SEOUL, South Korea (AP) — South Korea says it will continue to restrict the entry of short-term travelers from China through the end of February over concerns that the spread of COVID-19 in that country may worsen following the Lunar New Year’s holidays. South Korea in early January stopped issuing most short-term visas at its […]
22 hours ago
FILE - In this April 4, 2017, file photo, fountains erupt along the Las Vegas Strip in Las Vegas. A...
Associated Press

Lawsuit: Vegas Strip resorts used vendor to fix hotel rates

LAS VEGAS (AP) — A federal lawsuit in Nevada is seeking class-action damages for countless hotel patrons who booked rooms in Las Vegas since 2019, alleging that most hotel-casinos on the Las Vegas Strip have used a third-party vendor to illegally fix prices. The complaint filed Wednesday in U.S. District Court in Las Vegas alleges […]
22 hours ago
Brittany Lampkin of Yazoo County, extolls the Mississippi Black Women's Roundtable legislative agen...
Associated Press

Maternal deaths and disparities increase in Mississippi

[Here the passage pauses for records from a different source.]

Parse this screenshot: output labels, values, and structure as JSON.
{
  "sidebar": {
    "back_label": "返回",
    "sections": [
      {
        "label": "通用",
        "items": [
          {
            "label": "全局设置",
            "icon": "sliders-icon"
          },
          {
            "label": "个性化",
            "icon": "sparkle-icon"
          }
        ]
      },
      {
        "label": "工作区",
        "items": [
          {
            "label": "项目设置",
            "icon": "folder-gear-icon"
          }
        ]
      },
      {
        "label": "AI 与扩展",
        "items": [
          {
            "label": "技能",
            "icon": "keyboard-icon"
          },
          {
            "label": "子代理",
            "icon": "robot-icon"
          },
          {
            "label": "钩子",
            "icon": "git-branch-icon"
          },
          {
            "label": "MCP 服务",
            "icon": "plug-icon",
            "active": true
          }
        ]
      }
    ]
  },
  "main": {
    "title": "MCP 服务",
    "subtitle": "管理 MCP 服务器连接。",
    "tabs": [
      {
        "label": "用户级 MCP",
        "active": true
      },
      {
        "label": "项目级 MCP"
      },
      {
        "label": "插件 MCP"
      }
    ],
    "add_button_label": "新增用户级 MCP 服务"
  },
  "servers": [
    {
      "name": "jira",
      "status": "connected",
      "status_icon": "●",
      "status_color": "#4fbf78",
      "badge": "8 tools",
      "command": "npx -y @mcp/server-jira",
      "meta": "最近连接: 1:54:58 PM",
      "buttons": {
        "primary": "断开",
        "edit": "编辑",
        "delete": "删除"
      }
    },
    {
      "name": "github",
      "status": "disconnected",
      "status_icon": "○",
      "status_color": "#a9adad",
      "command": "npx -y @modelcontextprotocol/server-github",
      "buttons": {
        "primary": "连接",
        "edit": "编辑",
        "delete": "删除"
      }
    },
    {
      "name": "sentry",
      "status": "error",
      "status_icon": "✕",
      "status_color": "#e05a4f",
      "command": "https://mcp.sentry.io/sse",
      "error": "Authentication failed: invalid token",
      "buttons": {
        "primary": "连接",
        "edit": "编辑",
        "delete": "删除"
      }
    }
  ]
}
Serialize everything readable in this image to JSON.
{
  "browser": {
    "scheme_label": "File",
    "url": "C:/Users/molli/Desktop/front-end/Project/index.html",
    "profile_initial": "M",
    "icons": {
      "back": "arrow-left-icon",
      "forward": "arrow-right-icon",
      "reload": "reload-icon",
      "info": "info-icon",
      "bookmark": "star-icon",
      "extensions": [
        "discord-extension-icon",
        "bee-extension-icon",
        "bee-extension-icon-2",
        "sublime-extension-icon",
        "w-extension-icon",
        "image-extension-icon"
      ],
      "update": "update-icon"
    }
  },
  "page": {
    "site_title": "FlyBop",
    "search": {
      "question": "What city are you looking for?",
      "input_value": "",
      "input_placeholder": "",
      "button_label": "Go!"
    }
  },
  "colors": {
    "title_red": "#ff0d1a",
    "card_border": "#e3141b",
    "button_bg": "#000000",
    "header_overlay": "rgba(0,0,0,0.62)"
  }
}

JACKSON, Miss. (AP) — Deaths from pregnancy complications have become more prevalent in Mississippi, and racial disparities in the health of those who give birth have widened in recent years, according to a report released Thursday by the state’s Department of Health. The Mississippi Maternal Mortality Report shows that the maternal mortality rate increased by […]
22 hours ago
Associated Press

Jury: $1M to Oregon woman told ‘I don’t serve Black people’

PORTLAND, Ore. (AP) — A jury has awarded an Oregon woman $1 million in damages after finding she was discriminated against by a gas station employee who told her, “I don’t serve Black people.” The Multnomah County jury’s award this week to Portland resident Rose Wakefield, 63, included punitive damages of $550,000. Wakefield’s lawyer, Gregory […]
22 hours ago

Sponsored Articles

(Pexels Photo)...

Sports gambling can be fun for adults, but it’s a dangerous game for children

While adults may find that sports gambling is a way to enhance the experience with more than just fandom on the line, it can be a dangerous proposition if children get involved in the activity.
...
Quantum Fiber

How high-speed fiber internet edges out cable for everyday use

In a world where technology drives so much of our daily lives, a lack of high-speed internet can be a major issue.
...
Quantum Fiber

Stream 4K and more with powerful, high-speed fiber internet

Picking which streaming services to subscribe to are difficult choices, and there is no room for internet that cannot handle increased demands.
Chauvin faces hearing on federal charges in Floyd’s death